Up early in the morning, a group of junior varisty football players practice a series of playts. These plays involve defending the team quarterback and meeting an offensive team after kick-off.

William Legrone

Up early in the morning, a group of junior varisty football players practice a series of playts. These plays involve defending the team quarterback and meeting an offensive team after kick-off.

Bright lights shone down on Marauder Stadium. It was the last game of the season for the Downing Middle School A team. Current sophomore Mitch Cason dropped back to throw for one of the final plays, when an unblocked linebacker came out of nowhere. He knocked Cason to the turf, causing his head to smash into the ground.

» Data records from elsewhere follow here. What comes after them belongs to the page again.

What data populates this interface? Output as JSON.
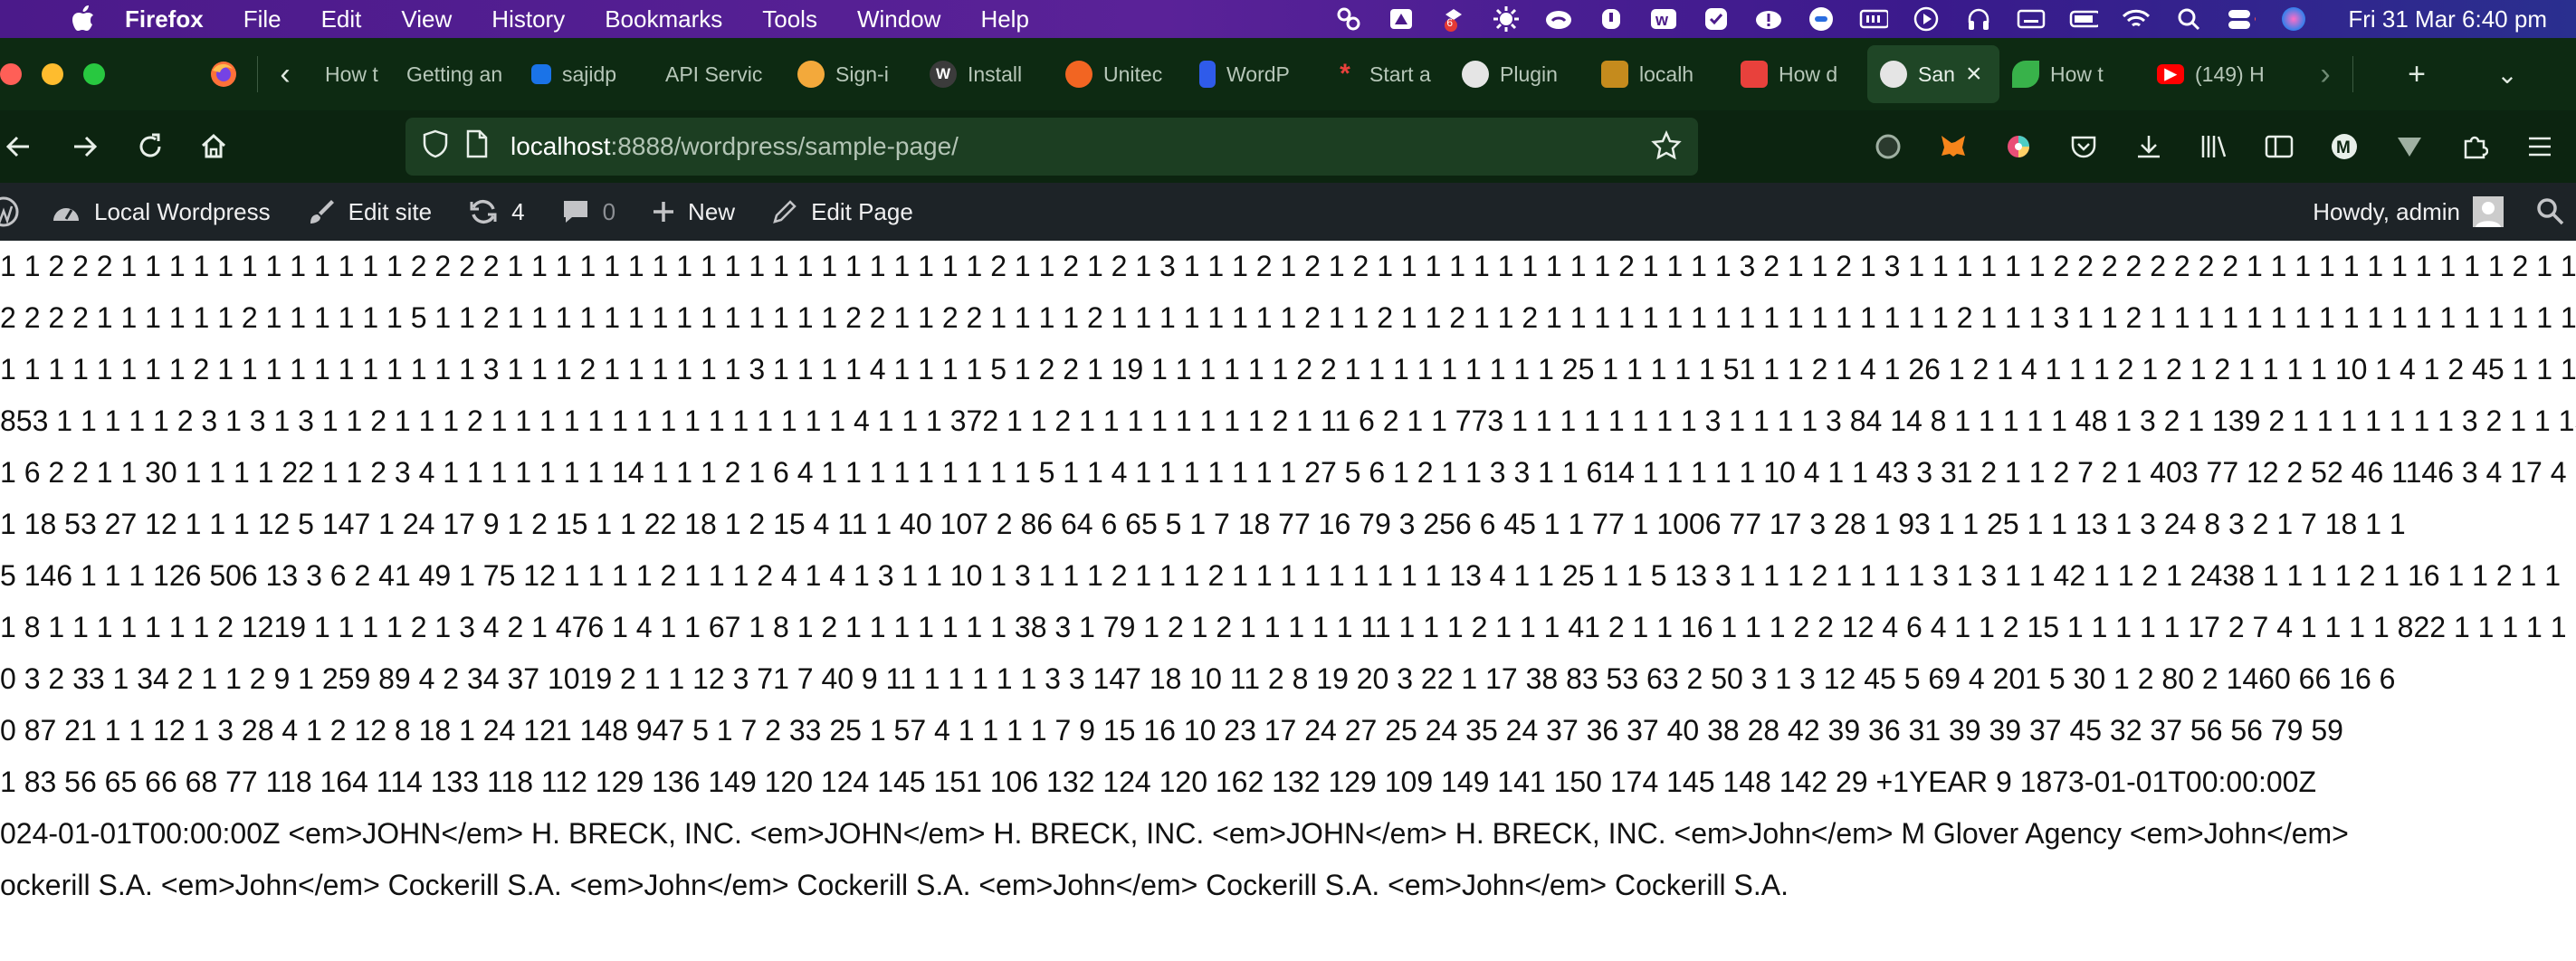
{
  "menubar": {
    "app": "Firefox",
    "items": [
      "File",
      "Edit",
      "View",
      "History",
      "Bookmarks",
      "Tools",
      "Window",
      "Help"
    ],
    "badge_count": "6",
    "clock": "Fri 31 Mar  6:40 pm"
  },
  "tabs": [
    {
      "title": "How t",
      "fav": "",
      "fav_color": "#2b2b2b"
    },
    {
      "title": "Getting an",
      "fav": "",
      "fav_color": "transparent"
    },
    {
      "title": "sajidp",
      "fav": "",
      "fav_color": "#1a73e8"
    },
    {
      "title": "API Servic",
      "fav": "",
      "fav_color": "transparent"
    },
    {
      "title": "Sign-i",
      "fav": "",
      "fav_color": "#f3a93b"
    },
    {
      "title": "Install",
      "fav": "W",
      "fav_color": "#3b3b3b"
    },
    {
      "title": "Unitec",
      "fav": "",
      "fav_color": "#f26522"
    },
    {
      "title": "WordP",
      "fav": "",
      "fav_color": "#2f5bea"
    },
    {
      "title": "Start a",
      "fav": "*",
      "fav_color": "transparent"
    },
    {
      "title": "Plugin",
      "fav": "",
      "fav_color": "#e5e5e5"
    },
    {
      "title": "localh",
      "fav": "",
      "fav_color": "#c58b1d"
    },
    {
      "title": "How d",
      "fav": "",
      "fav_color": "#e8413c"
    },
    {
      "title": "San",
      "fav": "",
      "fav_color": "#e5e5e5",
      "active": true
    },
    {
      "title": "How t",
      "fav": "",
      "fav_color": "#38b24a"
    },
    {
      "title": "(149) H",
      "fav": "",
      "fav_color": "#ff0000"
    }
  ],
  "url": {
    "host": "localhost",
    "path": ":8888/wordpress/sample-page/"
  },
  "adminbar": {
    "site": "Local Wordpress",
    "edit_site": "Edit site",
    "updates": "4",
    "comments": "0",
    "new": "New",
    "edit_page": "Edit Page",
    "howdy": "Howdy, admin"
  },
  "content": {
    "lines": [
      "1 1 2 2 2 1 1 1 1 1 1 1 1 1 1 1 1 2 2 2 2 1 1 1 1 1 1 1 1 1 1 1 1 1 1 1 1 1 1 1 1 2 1 1 2 1 2 1 3 1 1 1 2 1 2 1 2 1 1 1 1 1 1 1 1 1 1 2 1 1 1 1 3 2 1 1 2 1 3 1 1 1 1 1 1 2 2 2 2 2 2 2 2 1 1 1 1 1 1 1 1 1 1 1 2 1 1 1 1 1 1 1 1 1",
      "2 2 2 2 1 1 1 1 1 1 2 1 1 1 1 1 1 5 1 1 2 1 1 1 1 1 1 1 1 1 1 1 1 1 1 2 2 1 1 2 2 1 1 1 1 2 1 1 1 1 1 1 1 1 2 1 1 2 1 1 2 1 1 2 1 1 1 1 1 1 1 1 1 1 1 1 1 1 1 1 1 2 1 1 1 3 1 1 2 1 1 1 1 1 1 1 1 1 1 1 1 1 1 1 1 1 1 1 1 1 1 1 2 1 1 1",
      "1 1 1 1 1 1 1 1 2 1 1 1 1 1 1 1 1 1 1 1 3 1 1 1 2 1 1 1 1 1 1 3 1 1 1 1 4 1 1 1 1 5 1 2 2 1 19 1 1 1 1 1 1 2 2 1 1 1 1 1 1 1 1 1 25 1 1 1 1 1 51 1 1 2 1 4 1 26 1 2 1 4 1 1 1 2 1 2 1 2 1 1 1 1 10 1 4 1 2 45 1 1 1 1 1 1",
      "853 1 1 1 1 1 2 3 1 3 1 3 1 1 2 1 1 1 2 1 1 1 1 1 1 1 1 1 1 1 1 1 1 1 4 1 1 1 372 1 1 2 1 1 1 1 1 1 1 1 2 1 11 6 2 1 1 773 1 1 1 1 1 1 1 1 3 1 1 1 1 3 84 14 8 1 1 1 1 1 48 1 3 2 1 139 2 1 1 1 1 1 1 1 3 2 1 1 15 1 2 1 1",
      "1 6 2 2 1 1 30 1 1 1 1 22 1 1 2 3 4 1 1 1 1 1 1 1 14 1 1 1 2 1 6 4 1 1 1 1 1 1 1 1 1 5 1 1 4 1 1 1 1 1 1 1 27 5 6 1 2 1 1 3 3 1 1 614 1 1 1 1 1 10 4 1 1 43 3 31 2 1 1 2 7 2 1 403 77 12 2 52 46 1146 3 4 17 4 1",
      "1 18 53 27 12 1 1 1 12 5 147 1 24 17 9 1 2 15 1 1 22 18 1 2 15 4 11 1 40 107 2 86 64 6 65 5 1 7 18 77 16 79 3 256 6 45 1 1 77 1 1006 77 17 3 28 1 93 1 1 25 1 1 13 1 3 24 8 3 2 1 7 18 1 1",
      "5 146 1 1 1 126 506 13 3 6 2 41 49 1 75 12 1 1 1 1 2 1 1 1 2 4 1 4 1 3 1 1 10 1 3 1 1 1 2 1 1 1 2 1 1 1 1 1 1 1 1 1 13 4 1 1 25 1 1 5 13 3 1 1 1 2 1 1 1 1 3 1 3 1 1 42 1 1 2 1 2438 1 1 1 1 2 1 16 1 1 2 1 1",
      "1 8 1 1 1 1 1 1 1 2 1219 1 1 1 1 2 1 3 4 2 1 476 1 4 1 1 67 1 8 1 2 1 1 1 1 1 1 1 38 3 1 79 1 2 1 2 1 1 1 1 1 11 1 1 1 2 1 1 1 41 2 1 1 16 1 1 1 2 2 12 4 6 4 1 1 2 15 1 1 1 1 1 17 2 7 4 1 1 1 1 822 1 1 1 1 1",
      "0 3 2 33 1 34 2 1 1 2 9 1 259 89 4 2 34 37 1019 2 1 1 12 3 71 7 40 9 11 1 1 1 1 1 3 3 147 18 10 11 2 8 19 20 3 22 1 17 38 83 53 63 2 50 3 1 3 12 45 5 69 4 201 5 30 1 2 80 2 1460 66 16 6",
      "0 87 21 1 1 12 1 3 28 4 1 2 12 8 18 1 24 121 148 947 5 1 7 2 33 25 1 57 4 1 1 1 1 7 9 15 16 10 23 17 24 27 25 24 35 24 37 36 37 40 38 28 42 39 36 31 39 39 37 45 32 37 56 56 79 59",
      "1 83 56 65 66 68 77 118 164 114 133 118 112 129 136 149 120 124 145 151 106 132 124 120 162 132 129 109 149 141 150 174 145 148 142 29 +1YEAR 9 1873-01-01T00:00:00Z",
      "024-01-01T00:00:00Z <em>JOHN</em> H. BRECK, INC. <em>JOHN</em> H. BRECK, INC. <em>JOHN</em> H. BRECK, INC. <em>John</em> M Glover Agency <em>John</em>",
      "ockerill S.A. <em>John</em> Cockerill S.A. <em>John</em> Cockerill S.A. <em>John</em> Cockerill S.A. <em>John</em> Cockerill S.A."
    ]
  }
}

“He just hit me, apparently with enough trauma to give me a concussion,” Cason said. “The worst part was the minute or two after. I was seeing double…just a major headache and pounding in my head and a lot of confusion.”

Dealing with a concussion can require an array of different tests. These tests are conducted on the field usually by a trainer and also if the student requires additional treatment at the hospital. They ask the student to perform a task such as counting or answering general questions. Cason said that after he suffered his concussion, coach Ronald Wilson went on the field and asked him what his name was and where he was at.

“Afterwards I couldn’t look at bright lights or screens, but that didn’t last too long,” Cason said.

The most common side effect of a concussion is a headache. However, concussions can also result in vomiting, drowsiness and slight memory loss. Donnelley said that students will try to jump right back in the game after receiving a concussion, saying it is only a headache. This then puts the athletes at a risk for further injuring themselves.

Concussions in football are not uncommon, but have recently come into the public eye as a major problem. Recently the NFL has made a $765 million settlement to the over 4,500 players who claim to have dementia, depression and even alzheimer’s due to head injuries sustained while playing football. These players say that both the NFL and helmet companies did not properly warn them about the dangers of permanent brain injury.

Players that get concussions risk permanent brain injuries later in life, although they may not show symptoms at first. These head injuries start on the middle school level if not earlier. Now there’s more focus on concussions at the high school level.

“The attention now being received on concussions has been a blessing at this level.” Ortmeier said.

Two new rules recently enacted this year have been created to help prevent injuries, specifically concussions. One states that if a player’s helmet comes off in the play, the player must sit out for at least one play to be evaluated. The second has caused a bit of controversy in the football community. The new “targeting” penalty will result in a 15 yard penalty, as well as the ejection of the player who was penalized. Targeting is defined as a player intentionally contacting another defenseless player above the shoulders.

This rule has had mixed reactions amongst the sports world. Some say that it takes away from the true nature of football while others agree it is a helpful precaution.

“Any rule that talks about leading with the head or trying to eliminate the head from the first point of contact is a good rule,” head trainer, David “Doc” Ortmeier said.

At the school, concussions are common during the football season. According to Ortmeier, there is one concussion for every two weeks during the regular season. That adds up to at least 10 concussions every season. However, all other sports combined, such as soccer or ultimate frisbee, average 15 concussions a year.

While football causes an array of different injuries, concussions are given a higher priority by all the trainers of the school because they are brain injuries and run the risk of permanent damage. One of the difficulties about this type of injury is that most players recover fairly quickly and after one concussion, they may appear fine. However, if more concussions are received, players run the risk of permanent brain damage.

If the brain is not given enough time to heal, then the player can easily receive another concussion. Concussion victims will not get enough time to heal, so the next time they hit their head a second concussion is more likely.

“We need to be patient with athletes,” Ortmeier said. “We need to reiterate that concussions take time to heal.”

Cason’s concussion would be classed as moderate since his symptoms lasted for more than 15 minutes but he did not lose consciousness. Concussions are ranked as either mild, moderate or severe. A minor concussion having symptoms lasting only 15 minutes, while a severe concussion will cause a full loss of consciousness and symptoms lasting for more than an hour.

“The day before was Halloween I think, and I didn’t remember that.” Cason said. “It didn’t take long to recover, it was just a mild concussion.”

These rules have been put into place due to the backlash of former football players claiming injuries from the game, and now the high school is attempting to keep its players safer by implementing the same rules.

“We’re taking our time and letting athletes recover,” Ortmeier said. “There’s more of a long term concern now and it’s being recognized now.”